_What the exercise asks_:
Where "time" occurs in a line of the entries below, copy that line.

_Records_:
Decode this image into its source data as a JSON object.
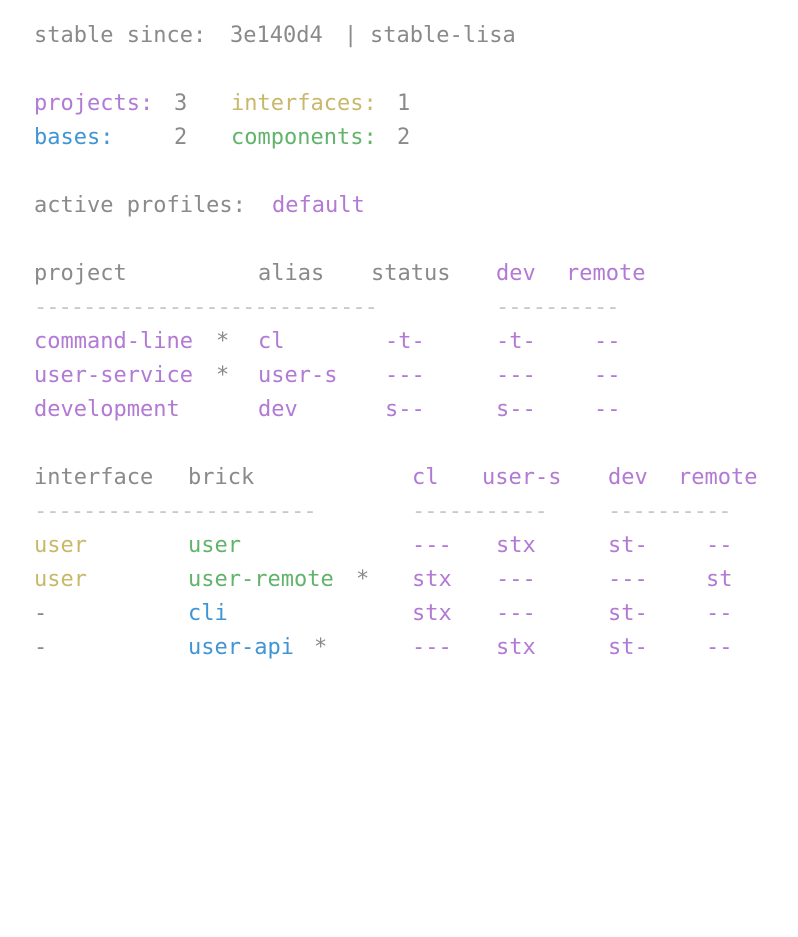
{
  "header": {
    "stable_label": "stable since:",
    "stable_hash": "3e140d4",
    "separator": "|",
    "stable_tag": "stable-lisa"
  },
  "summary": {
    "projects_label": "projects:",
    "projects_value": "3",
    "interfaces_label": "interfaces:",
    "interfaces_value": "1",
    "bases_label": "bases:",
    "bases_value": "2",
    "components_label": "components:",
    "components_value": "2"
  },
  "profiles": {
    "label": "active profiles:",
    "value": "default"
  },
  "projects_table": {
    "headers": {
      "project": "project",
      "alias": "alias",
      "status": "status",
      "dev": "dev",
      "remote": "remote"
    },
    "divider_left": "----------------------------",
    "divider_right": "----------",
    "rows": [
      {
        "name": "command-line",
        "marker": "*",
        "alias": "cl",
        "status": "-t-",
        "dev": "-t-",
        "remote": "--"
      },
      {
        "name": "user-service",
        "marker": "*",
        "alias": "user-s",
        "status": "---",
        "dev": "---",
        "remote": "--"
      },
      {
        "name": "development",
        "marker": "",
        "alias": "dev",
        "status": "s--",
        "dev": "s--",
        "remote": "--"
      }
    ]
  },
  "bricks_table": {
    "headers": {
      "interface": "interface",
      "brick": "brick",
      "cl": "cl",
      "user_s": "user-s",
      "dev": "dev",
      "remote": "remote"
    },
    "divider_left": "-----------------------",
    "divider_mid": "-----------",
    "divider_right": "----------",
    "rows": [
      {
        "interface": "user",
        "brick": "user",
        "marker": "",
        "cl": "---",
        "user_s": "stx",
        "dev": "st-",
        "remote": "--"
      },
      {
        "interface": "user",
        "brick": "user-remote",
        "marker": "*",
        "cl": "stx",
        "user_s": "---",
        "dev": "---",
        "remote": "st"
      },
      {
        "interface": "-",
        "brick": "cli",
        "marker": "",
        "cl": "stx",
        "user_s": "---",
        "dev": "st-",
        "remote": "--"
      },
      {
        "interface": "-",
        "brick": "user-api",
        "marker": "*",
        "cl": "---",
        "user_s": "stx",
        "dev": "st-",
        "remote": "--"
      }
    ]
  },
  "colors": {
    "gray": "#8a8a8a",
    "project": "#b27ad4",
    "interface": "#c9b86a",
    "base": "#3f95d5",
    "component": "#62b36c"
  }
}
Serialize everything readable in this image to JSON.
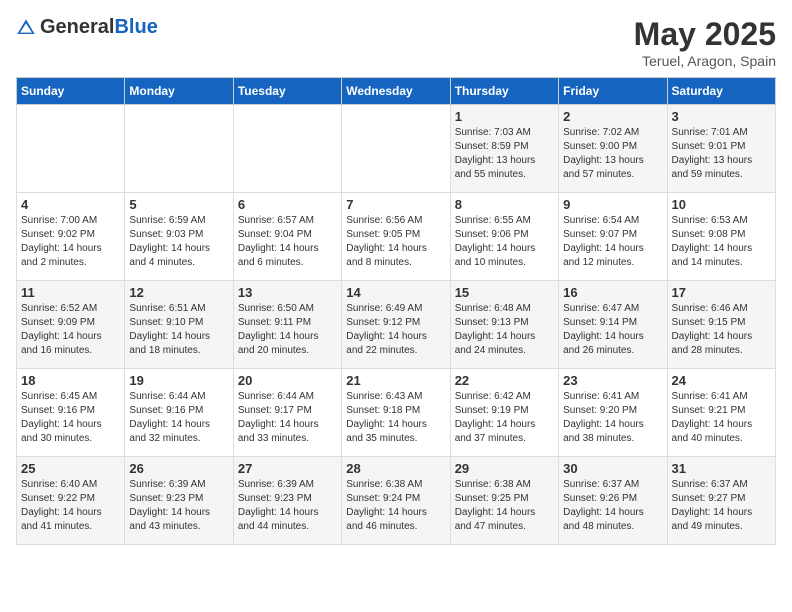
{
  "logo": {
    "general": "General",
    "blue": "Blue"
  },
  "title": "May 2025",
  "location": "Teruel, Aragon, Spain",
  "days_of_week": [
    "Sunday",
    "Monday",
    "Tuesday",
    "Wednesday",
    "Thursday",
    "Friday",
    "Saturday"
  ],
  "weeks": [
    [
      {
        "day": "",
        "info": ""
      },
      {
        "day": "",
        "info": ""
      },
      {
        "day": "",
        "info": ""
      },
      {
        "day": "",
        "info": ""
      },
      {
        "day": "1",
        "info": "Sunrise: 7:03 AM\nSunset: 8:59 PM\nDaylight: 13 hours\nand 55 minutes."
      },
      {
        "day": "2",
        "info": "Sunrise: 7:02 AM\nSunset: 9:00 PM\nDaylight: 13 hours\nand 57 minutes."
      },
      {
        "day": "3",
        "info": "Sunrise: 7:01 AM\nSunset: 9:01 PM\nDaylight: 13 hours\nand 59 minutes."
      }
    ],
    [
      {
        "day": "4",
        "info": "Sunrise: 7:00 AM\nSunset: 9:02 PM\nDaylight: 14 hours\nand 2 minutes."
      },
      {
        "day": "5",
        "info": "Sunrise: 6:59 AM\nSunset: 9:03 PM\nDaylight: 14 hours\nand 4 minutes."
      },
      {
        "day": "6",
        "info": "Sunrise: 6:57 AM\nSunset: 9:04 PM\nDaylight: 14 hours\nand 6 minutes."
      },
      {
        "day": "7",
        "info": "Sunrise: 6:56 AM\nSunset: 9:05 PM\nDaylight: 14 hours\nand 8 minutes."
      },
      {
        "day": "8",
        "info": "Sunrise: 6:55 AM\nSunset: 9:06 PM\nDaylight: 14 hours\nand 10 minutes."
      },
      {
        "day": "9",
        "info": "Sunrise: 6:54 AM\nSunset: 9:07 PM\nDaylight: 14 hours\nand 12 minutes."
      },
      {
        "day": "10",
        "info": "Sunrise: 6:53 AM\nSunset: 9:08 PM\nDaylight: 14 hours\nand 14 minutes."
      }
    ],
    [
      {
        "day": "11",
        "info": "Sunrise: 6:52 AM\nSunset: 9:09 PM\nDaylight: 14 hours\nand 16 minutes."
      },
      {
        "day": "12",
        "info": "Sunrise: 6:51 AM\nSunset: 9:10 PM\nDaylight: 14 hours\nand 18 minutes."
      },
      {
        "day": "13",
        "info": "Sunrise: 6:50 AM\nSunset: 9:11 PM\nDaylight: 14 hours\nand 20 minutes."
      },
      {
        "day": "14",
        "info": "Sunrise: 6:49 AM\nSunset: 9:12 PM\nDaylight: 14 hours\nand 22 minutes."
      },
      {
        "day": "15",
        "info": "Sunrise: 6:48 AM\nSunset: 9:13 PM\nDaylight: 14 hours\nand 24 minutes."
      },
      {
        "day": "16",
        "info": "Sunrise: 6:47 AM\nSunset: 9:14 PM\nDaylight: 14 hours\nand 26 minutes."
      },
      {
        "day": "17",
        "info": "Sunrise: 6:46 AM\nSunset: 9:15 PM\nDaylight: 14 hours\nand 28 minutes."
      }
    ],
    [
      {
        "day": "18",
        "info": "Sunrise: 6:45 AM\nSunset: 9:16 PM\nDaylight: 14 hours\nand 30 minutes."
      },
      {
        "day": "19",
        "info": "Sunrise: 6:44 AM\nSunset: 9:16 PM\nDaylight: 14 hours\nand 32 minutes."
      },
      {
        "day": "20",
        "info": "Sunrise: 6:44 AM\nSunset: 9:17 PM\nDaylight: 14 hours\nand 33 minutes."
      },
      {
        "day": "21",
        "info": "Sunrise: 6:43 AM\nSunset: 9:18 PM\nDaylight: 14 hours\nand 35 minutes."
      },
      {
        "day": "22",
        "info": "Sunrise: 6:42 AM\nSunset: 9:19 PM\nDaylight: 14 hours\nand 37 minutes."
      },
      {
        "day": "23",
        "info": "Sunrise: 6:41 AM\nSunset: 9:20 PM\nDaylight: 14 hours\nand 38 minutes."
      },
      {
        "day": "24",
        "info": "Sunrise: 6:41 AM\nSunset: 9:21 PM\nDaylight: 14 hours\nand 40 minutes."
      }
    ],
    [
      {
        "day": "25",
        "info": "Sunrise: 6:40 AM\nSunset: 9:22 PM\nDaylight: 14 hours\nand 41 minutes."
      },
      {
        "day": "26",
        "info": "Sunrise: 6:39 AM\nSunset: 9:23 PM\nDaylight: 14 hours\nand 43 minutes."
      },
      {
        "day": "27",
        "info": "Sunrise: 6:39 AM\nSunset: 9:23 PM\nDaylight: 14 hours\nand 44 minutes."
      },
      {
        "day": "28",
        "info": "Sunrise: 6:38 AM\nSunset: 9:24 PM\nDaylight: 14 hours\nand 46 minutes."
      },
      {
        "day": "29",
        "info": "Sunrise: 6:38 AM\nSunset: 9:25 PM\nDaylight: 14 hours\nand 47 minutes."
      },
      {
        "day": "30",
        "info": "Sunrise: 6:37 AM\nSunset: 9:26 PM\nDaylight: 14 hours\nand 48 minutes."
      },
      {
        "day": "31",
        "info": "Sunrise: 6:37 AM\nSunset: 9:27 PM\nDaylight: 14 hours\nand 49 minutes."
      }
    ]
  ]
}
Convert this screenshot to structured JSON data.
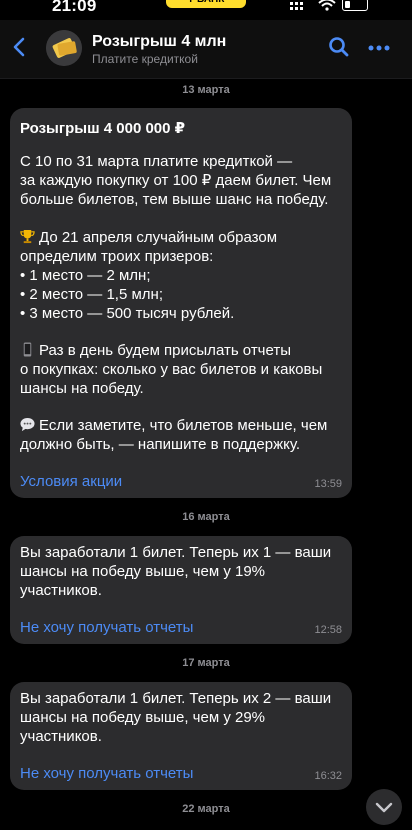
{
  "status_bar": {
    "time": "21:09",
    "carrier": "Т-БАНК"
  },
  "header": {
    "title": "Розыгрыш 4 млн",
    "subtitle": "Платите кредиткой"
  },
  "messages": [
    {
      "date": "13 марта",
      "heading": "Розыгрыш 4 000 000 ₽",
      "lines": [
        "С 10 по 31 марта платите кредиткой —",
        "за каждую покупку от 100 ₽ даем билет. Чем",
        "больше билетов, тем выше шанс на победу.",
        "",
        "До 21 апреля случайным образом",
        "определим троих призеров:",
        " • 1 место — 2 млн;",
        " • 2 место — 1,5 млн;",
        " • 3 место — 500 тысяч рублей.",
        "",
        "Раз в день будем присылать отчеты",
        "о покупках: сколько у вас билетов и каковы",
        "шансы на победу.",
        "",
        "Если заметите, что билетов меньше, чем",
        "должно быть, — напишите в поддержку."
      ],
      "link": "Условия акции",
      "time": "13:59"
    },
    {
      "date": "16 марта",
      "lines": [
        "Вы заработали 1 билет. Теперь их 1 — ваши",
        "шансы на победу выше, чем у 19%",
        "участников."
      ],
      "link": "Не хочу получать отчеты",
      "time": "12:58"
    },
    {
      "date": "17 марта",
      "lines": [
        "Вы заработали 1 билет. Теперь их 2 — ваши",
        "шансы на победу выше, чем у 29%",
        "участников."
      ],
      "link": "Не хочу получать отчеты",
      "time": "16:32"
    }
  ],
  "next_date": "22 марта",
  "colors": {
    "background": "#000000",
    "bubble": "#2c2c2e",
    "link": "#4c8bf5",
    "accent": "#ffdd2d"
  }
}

_Output for this exercise_:
    "time": "21:09",
      "time": "13:59"
      "time": "12:58"
      "time": "16:32"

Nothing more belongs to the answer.